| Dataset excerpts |
—————

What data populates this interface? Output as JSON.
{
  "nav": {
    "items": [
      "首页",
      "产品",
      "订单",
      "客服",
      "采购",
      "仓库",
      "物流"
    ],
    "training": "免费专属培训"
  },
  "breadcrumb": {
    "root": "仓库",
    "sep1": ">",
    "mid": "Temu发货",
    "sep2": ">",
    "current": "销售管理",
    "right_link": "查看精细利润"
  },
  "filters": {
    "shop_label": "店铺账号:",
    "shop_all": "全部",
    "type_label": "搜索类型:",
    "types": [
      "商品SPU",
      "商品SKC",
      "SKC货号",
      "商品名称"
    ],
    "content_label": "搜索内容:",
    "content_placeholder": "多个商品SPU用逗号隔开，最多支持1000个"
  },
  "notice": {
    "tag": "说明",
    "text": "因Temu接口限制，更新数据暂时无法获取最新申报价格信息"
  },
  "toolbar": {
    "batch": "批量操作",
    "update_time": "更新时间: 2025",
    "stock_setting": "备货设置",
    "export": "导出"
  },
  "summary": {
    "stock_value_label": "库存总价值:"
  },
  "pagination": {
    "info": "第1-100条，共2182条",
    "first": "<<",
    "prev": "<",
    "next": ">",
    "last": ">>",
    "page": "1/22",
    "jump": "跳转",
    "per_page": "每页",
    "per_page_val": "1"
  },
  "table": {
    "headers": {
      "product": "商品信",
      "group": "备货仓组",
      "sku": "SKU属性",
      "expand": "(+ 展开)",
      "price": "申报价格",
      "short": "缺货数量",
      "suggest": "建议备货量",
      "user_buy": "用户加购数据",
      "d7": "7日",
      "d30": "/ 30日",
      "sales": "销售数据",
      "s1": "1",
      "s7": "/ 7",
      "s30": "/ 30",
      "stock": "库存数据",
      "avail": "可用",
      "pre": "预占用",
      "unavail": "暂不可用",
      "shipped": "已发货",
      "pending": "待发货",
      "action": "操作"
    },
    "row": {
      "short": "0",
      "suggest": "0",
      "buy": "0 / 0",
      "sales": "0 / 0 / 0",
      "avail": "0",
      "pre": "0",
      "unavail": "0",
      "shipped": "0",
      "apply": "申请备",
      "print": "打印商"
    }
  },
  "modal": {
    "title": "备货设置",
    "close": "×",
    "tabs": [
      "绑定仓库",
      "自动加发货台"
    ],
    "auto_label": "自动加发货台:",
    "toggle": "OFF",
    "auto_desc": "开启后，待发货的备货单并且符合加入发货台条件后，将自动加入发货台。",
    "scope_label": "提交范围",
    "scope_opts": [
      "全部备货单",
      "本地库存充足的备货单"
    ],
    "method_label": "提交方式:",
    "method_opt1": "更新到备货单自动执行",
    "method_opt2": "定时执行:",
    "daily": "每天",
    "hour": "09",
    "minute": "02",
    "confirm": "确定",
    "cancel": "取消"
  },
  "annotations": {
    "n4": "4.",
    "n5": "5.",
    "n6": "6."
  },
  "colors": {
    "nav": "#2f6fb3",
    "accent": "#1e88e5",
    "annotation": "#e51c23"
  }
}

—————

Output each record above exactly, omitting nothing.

| EXERCISE RESPONSE |
What data populates this interface? Output as JSON.
{
  "nav": {
    "items": [
      "首页",
      "产品",
      "订单",
      "客服",
      "采购",
      "仓库",
      "物流"
    ],
    "training": "免费专属培训"
  },
  "breadcrumb": {
    "root": "仓库",
    "sep1": ">",
    "mid": "Temu发货",
    "sep2": ">",
    "current": "销售管理",
    "right_link": "查看精细利润"
  },
  "filters": {
    "shop_label": "店铺账号:",
    "shop_all": "全部",
    "type_label": "搜索类型:",
    "types": [
      "商品SPU",
      "商品SKC",
      "SKC货号",
      "商品名称"
    ],
    "content_label": "搜索内容:",
    "content_placeholder": "多个商品SPU用逗号隔开，最多支持1000个"
  },
  "notice": {
    "tag": "说明",
    "text": "因Temu接口限制，更新数据暂时无法获取最新申报价格信息"
  },
  "toolbar": {
    "batch": "批量操作",
    "update_time": "更新时间: 2025",
    "stock_setting": "备货设置",
    "export": "导出"
  },
  "summary": {
    "stock_value_label": "库存总价值:"
  },
  "pagination": {
    "info": "第1-100条，共2182条",
    "first": "<<",
    "prev": "<",
    "next": ">",
    "last": ">>",
    "page": "1/22",
    "jump": "跳转",
    "per_page": "每页",
    "per_page_val": "1"
  },
  "table": {
    "headers": {
      "product": "商品信",
      "group": "备货仓组",
      "sku": "SKU属性",
      "expand": "(+ 展开)",
      "price": "申报价格",
      "short": "缺货数量",
      "suggest": "建议备货量",
      "user_buy": "用户加购数据",
      "d7": "7日",
      "d30": "/ 30日",
      "sales": "销售数据",
      "s1": "1",
      "s7": "/ 7",
      "s30": "/ 30",
      "stock": "库存数据",
      "avail": "可用",
      "pre": "预占用",
      "unavail": "暂不可用",
      "shipped": "已发货",
      "pending": "待发货",
      "action": "操作"
    },
    "row": {
      "short": "0",
      "suggest": "0",
      "buy": "0 / 0",
      "sales": "0 / 0 / 0",
      "avail": "0",
      "pre": "0",
      "unavail": "0",
      "shipped": "0",
      "apply": "申请备",
      "print": "打印商"
    }
  },
  "modal": {
    "title": "备货设置",
    "close": "×",
    "tabs": [
      "绑定仓库",
      "自动加发货台"
    ],
    "auto_label": "自动加发货台:",
    "toggle": "OFF",
    "auto_desc": "开启后，待发货的备货单并且符合加入发货台条件后，将自动加入发货台。",
    "scope_label": "提交范围",
    "scope_opts": [
      "全部备货单",
      "本地库存充足的备货单"
    ],
    "method_label": "提交方式:",
    "method_opt1": "更新到备货单自动执行",
    "method_opt2": "定时执行:",
    "daily": "每天",
    "hour": "09",
    "minute": "02",
    "confirm": "确定",
    "cancel": "取消"
  },
  "annotations": {
    "n4": "4.",
    "n5": "5.",
    "n6": "6."
  },
  "colors": {
    "nav": "#2f6fb3",
    "accent": "#1e88e5",
    "annotation": "#e51c23"
  }
}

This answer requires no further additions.